• [What to work on]:
An exact, complete copy of the lines below is the expected answer.

BEGIN Input for this task

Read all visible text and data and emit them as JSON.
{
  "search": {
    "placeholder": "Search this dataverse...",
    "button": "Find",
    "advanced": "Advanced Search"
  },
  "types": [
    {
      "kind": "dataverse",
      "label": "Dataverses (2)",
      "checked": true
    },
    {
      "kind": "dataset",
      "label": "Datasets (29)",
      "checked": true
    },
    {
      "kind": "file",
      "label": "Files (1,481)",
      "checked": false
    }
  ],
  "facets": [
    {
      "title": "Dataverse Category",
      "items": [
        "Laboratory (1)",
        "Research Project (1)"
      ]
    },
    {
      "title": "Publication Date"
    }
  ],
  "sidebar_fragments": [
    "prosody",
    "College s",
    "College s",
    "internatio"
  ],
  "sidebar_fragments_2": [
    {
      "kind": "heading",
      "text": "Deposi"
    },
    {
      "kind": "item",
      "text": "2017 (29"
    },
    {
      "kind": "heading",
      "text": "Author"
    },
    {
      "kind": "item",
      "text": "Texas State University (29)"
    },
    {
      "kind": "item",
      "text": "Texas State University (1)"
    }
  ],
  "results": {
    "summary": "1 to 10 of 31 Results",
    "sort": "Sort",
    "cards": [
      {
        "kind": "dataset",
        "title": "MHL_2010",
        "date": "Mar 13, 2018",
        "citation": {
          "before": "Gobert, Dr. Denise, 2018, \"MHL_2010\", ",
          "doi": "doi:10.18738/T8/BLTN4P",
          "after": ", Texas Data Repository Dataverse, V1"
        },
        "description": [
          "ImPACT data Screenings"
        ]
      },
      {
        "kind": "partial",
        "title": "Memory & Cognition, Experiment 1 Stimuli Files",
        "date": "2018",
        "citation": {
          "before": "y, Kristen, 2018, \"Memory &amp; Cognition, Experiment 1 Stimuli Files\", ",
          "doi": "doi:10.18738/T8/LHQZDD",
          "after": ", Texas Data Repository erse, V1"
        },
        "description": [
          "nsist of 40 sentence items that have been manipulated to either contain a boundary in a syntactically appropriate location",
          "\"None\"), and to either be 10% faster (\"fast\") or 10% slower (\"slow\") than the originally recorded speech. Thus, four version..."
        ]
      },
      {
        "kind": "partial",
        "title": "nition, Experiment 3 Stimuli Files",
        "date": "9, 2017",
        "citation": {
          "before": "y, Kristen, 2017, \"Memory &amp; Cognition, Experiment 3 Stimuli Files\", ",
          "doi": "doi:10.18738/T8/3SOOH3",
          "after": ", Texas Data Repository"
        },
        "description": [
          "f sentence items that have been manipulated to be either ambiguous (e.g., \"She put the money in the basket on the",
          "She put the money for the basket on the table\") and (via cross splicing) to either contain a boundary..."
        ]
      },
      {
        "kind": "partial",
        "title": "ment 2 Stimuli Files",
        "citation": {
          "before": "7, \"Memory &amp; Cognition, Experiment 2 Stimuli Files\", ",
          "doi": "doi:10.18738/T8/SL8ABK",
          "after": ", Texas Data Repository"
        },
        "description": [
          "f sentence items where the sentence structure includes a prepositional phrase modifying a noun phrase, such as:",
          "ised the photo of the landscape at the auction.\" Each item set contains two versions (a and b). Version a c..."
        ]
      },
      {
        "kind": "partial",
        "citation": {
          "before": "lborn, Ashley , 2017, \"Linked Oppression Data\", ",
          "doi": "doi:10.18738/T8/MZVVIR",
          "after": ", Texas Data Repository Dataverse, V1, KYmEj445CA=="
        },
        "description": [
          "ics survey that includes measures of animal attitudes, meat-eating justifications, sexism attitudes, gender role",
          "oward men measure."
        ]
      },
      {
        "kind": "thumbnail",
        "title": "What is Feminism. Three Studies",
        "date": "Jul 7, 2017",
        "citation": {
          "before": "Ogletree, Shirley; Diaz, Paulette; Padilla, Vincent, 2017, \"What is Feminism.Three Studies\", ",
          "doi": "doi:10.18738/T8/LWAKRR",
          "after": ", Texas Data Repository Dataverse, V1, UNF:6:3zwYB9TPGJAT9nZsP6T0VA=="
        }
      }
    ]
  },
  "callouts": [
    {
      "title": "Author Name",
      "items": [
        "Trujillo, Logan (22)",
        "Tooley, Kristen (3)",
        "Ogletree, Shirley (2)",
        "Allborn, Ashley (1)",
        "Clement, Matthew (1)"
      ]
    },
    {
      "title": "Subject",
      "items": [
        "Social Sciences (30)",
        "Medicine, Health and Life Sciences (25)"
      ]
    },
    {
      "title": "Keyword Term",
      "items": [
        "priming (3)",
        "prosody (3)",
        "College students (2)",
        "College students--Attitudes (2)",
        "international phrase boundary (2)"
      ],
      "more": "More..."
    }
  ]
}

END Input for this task

• [Answer box]:
Read all visible text and data and emit them as JSON.
{
  "search": {
    "placeholder": "Search this dataverse...",
    "button": "Find",
    "advanced": "Advanced Search"
  },
  "types": [
    {
      "kind": "dataverse",
      "label": "Dataverses (2)",
      "checked": true
    },
    {
      "kind": "dataset",
      "label": "Datasets (29)",
      "checked": true
    },
    {
      "kind": "file",
      "label": "Files (1,481)",
      "checked": false
    }
  ],
  "facets": [
    {
      "title": "Dataverse Category",
      "items": [
        "Laboratory (1)",
        "Research Project (1)"
      ]
    },
    {
      "title": "Publication Date"
    }
  ],
  "sidebar_fragments": [
    "prosody",
    "College s",
    "College s",
    "internatio"
  ],
  "sidebar_fragments_2": [
    {
      "kind": "heading",
      "text": "Deposi"
    },
    {
      "kind": "item",
      "text": "2017 (29"
    },
    {
      "kind": "heading",
      "text": "Author"
    },
    {
      "kind": "item",
      "text": "Texas State University (29)"
    },
    {
      "kind": "item",
      "text": "Texas State University (1)"
    }
  ],
  "results": {
    "summary": "1 to 10 of 31 Results",
    "sort": "Sort",
    "cards": [
      {
        "kind": "dataset",
        "title": "MHL_2010",
        "date": "Mar 13, 2018",
        "citation": {
          "before": "Gobert, Dr. Denise, 2018, \"MHL_2010\", ",
          "doi": "doi:10.18738/T8/BLTN4P",
          "after": ", Texas Data Repository Dataverse, V1"
        },
        "description": [
          "ImPACT data Screenings"
        ]
      },
      {
        "kind": "partial",
        "title": "Memory & Cognition, Experiment 1 Stimuli Files",
        "date": "2018",
        "citation": {
          "before": "y, Kristen, 2018, \"Memory &amp; Cognition, Experiment 1 Stimuli Files\", ",
          "doi": "doi:10.18738/T8/LHQZDD",
          "after": ", Texas Data Repository erse, V1"
        },
        "description": [
          "nsist of 40 sentence items that have been manipulated to either contain a boundary in a syntactically appropriate location",
          "\"None\"), and to either be 10% faster (\"fast\") or 10% slower (\"slow\") than the originally recorded speech. Thus, four version..."
        ]
      },
      {
        "kind": "partial",
        "title": "nition, Experiment 3 Stimuli Files",
        "date": "9, 2017",
        "citation": {
          "before": "y, Kristen, 2017, \"Memory &amp; Cognition, Experiment 3 Stimuli Files\", ",
          "doi": "doi:10.18738/T8/3SOOH3",
          "after": ", Texas Data Repository"
        },
        "description": [
          "f sentence items that have been manipulated to be either ambiguous (e.g., \"She put the money in the basket on the",
          "She put the money for the basket on the table\") and (via cross splicing) to either contain a boundary..."
        ]
      },
      {
        "kind": "partial",
        "title": "ment 2 Stimuli Files",
        "citation": {
          "before": "7, \"Memory &amp; Cognition, Experiment 2 Stimuli Files\", ",
          "doi": "doi:10.18738/T8/SL8ABK",
          "after": ", Texas Data Repository"
        },
        "description": [
          "f sentence items where the sentence structure includes a prepositional phrase modifying a noun phrase, such as:",
          "ised the photo of the landscape at the auction.\" Each item set contains two versions (a and b). Version a c..."
        ]
      },
      {
        "kind": "partial",
        "citation": {
          "before": "lborn, Ashley , 2017, \"Linked Oppression Data\", ",
          "doi": "doi:10.18738/T8/MZVVIR",
          "after": ", Texas Data Repository Dataverse, V1, KYmEj445CA=="
        },
        "description": [
          "ics survey that includes measures of animal attitudes, meat-eating justifications, sexism attitudes, gender role",
          "oward men measure."
        ]
      },
      {
        "kind": "thumbnail",
        "title": "What is Feminism. Three Studies",
        "date": "Jul 7, 2017",
        "citation": {
          "before": "Ogletree, Shirley; Diaz, Paulette; Padilla, Vincent, 2017, \"What is Feminism.Three Studies\", ",
          "doi": "doi:10.18738/T8/LWAKRR",
          "after": ", Texas Data Repository Dataverse, V1, UNF:6:3zwYB9TPGJAT9nZsP6T0VA=="
        }
      }
    ]
  },
  "callouts": [
    {
      "title": "Author Name",
      "items": [
        "Trujillo, Logan (22)",
        "Tooley, Kristen (3)",
        "Ogletree, Shirley (2)",
        "Allborn, Ashley (1)",
        "Clement, Matthew (1)"
      ]
    },
    {
      "title": "Subject",
      "items": [
        "Social Sciences (30)",
        "Medicine, Health and Life Sciences (25)"
      ]
    },
    {
      "title": "Keyword Term",
      "items": [
        "priming (3)",
        "prosody (3)",
        "College students (2)",
        "College students--Attitudes (2)",
        "international phrase boundary (2)"
      ],
      "more": "More..."
    }
  ]
}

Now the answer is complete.